Hugh Robertson MP believes the entire bidding process for both the 2018 and 2022 World Cups was "strange and obscure".
He said the turning point against England's bid came when Blatter addressed delegates just before the vote and reminded them of several less-than-complimentary stories about FIFA that had been pursued by the British media.
FIFA are holding a meeting this week to discuss moving the 2022 tournament in Qatar to winter because of the stifling summer heat.
Robertson told Sky Sports News: "I didn't agree with the way the competition was run but there was a competition: Qatar won it, and congratulations to them.
"The ambition to take football to parts of the world that haven't staged major tournaments before is the right one.
"If we're going to do that, we're going to have to make some compromises over the timings of the English leagues, the North European leagues.
"The interesting thing is that there was nobody there during that bidding process who really thought that staging that World Cup in the summer was a sensible option, so to me it was always obvious it was going to be moved to the winter."
Robertson believes that the bidding process as a whole for 2018 - won by Russia - and 2022 was flawed.
"It was a strange and obscure bidding process; had it all been made clear I suspect we might not have bid," he said.
"There were a lot of FIFA delegates who looked at either the Prime Minister or Prince William in the eye and promised their vote, and then didn't deliver.
"Thirdly, there was a slightly unsatisfactory chapter. I've been told by a number of people in the room that Sepp Blatter, straight before the vote, stood up and reminded the delegates what the British press had done to them in the period running up to the vote.
"That must have influenced the way some of those delegates who promised to give us their vote then didn't. Those three things make me feel very uneasy as a Sports Minister about the whole process."
The chairman of the Football League, meanwhile, believes FIFA should run the vote for the 2022 World Cup again rather than switch it to the winter.
Greg Clarke said: "My view is that it should be like any public tender process and if the tender isn't valid, then have a new one.
"Don't start fiddling at the edges. If the tender doesn't work, run a new one.
"There were some really good bids from people like Australia and the USA who spent a lot of money and have a great footballing culture and really wanted to run the World Cup, and they were excluded on the grounds that it was going to be in the summer and that it was going to be in Qatar.

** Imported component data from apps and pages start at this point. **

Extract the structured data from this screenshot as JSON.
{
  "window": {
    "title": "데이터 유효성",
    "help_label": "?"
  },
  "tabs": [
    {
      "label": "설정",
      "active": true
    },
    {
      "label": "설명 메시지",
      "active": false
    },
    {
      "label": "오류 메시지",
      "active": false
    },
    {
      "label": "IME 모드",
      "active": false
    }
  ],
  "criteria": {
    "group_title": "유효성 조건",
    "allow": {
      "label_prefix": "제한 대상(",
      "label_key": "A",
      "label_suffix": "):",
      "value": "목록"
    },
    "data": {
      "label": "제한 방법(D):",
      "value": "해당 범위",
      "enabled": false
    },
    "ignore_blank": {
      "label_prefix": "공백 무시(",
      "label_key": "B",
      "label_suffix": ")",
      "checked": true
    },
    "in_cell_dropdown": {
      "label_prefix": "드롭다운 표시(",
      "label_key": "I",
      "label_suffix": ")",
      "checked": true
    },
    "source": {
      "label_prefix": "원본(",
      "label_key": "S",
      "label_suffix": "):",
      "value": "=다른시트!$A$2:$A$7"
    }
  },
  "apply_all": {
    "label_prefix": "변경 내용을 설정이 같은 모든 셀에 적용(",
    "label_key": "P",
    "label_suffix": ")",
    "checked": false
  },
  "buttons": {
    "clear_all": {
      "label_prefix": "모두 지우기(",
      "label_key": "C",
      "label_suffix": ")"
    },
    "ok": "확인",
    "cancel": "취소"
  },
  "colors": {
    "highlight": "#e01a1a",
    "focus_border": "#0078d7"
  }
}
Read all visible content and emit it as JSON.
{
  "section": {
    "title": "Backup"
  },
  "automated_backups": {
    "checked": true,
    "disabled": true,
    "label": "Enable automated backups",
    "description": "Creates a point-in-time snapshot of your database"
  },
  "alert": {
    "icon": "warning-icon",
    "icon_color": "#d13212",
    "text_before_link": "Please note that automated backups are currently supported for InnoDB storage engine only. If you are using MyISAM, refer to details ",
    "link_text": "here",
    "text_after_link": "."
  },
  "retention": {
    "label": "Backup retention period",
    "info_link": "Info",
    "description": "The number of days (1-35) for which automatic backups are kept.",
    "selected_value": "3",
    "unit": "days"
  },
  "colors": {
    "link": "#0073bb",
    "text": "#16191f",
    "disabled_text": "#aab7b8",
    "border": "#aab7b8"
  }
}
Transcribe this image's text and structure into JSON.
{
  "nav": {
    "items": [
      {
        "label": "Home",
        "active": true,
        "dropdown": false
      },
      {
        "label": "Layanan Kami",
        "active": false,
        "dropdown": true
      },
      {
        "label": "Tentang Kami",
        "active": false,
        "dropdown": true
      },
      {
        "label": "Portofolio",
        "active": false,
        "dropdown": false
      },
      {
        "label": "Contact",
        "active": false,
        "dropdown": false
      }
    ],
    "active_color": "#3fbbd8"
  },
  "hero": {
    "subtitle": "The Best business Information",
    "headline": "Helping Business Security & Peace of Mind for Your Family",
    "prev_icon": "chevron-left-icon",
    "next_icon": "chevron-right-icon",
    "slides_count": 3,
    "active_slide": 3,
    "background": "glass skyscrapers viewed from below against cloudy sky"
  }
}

"If I was them I would be less than happy if FIFA are now changing the rules, and my view is: run it again."